__MATERIAL SUPPLIED__:
Segment Open
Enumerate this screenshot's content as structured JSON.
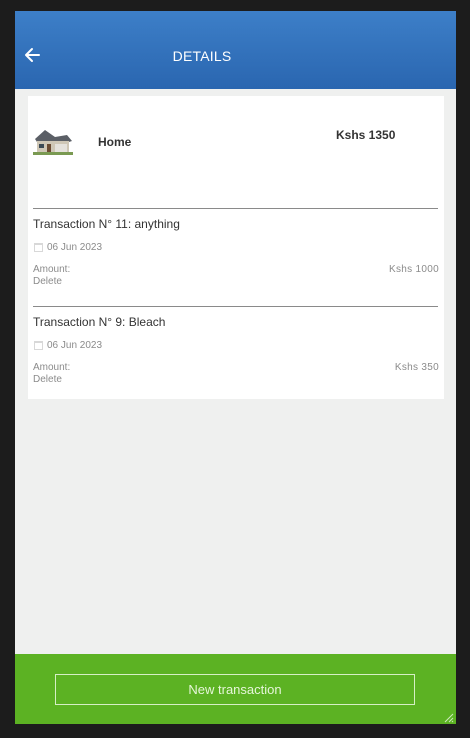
{
  "header": {
    "title": "DETAILS",
    "back_icon": "arrow-left-icon"
  },
  "category": {
    "name": "Home",
    "total": "Kshs 1350",
    "icon": "house-icon"
  },
  "transactions": [
    {
      "title": "Transaction N° 11: anything",
      "date": "06 Jun 2023",
      "amount_label": "Amount:",
      "amount": "Kshs 1000",
      "delete_label": "Delete"
    },
    {
      "title": "Transaction N° 9: Bleach",
      "date": "06 Jun 2023",
      "amount_label": "Amount:",
      "amount": "Kshs 350",
      "delete_label": "Delete"
    }
  ],
  "footer": {
    "new_transaction_label": "New transaction"
  },
  "colors": {
    "header": "#2a66b0",
    "footer": "#5cb223",
    "background": "#eff0ef"
  }
}
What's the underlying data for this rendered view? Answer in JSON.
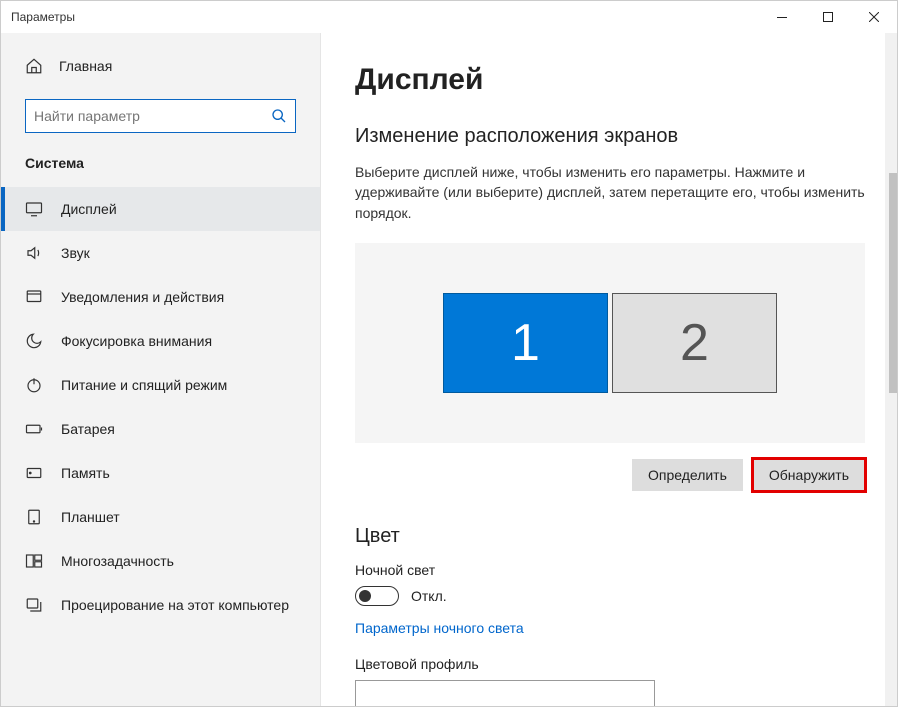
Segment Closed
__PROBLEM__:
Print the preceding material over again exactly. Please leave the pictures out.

__ANSWER TO THIS EXERCISE__:
Enumerate this screenshot's content as structured JSON.
{
  "header": {
    "title": "DETAILS",
    "back_icon": "arrow-left-icon"
  },
  "category": {
    "name": "Home",
    "total": "Kshs 1350",
    "icon": "house-icon"
  },
  "transactions": [
    {
      "title": "Transaction N° 11: anything",
      "date": "06 Jun 2023",
      "amount_label": "Amount:",
      "amount": "Kshs 1000",
      "delete_label": "Delete"
    },
    {
      "title": "Transaction N° 9: Bleach",
      "date": "06 Jun 2023",
      "amount_label": "Amount:",
      "amount": "Kshs 350",
      "delete_label": "Delete"
    }
  ],
  "footer": {
    "new_transaction_label": "New transaction"
  },
  "colors": {
    "header": "#2a66b0",
    "footer": "#5cb223",
    "background": "#eff0ef"
  }
}
What's the underlying data for this rendered view? Answer in JSON.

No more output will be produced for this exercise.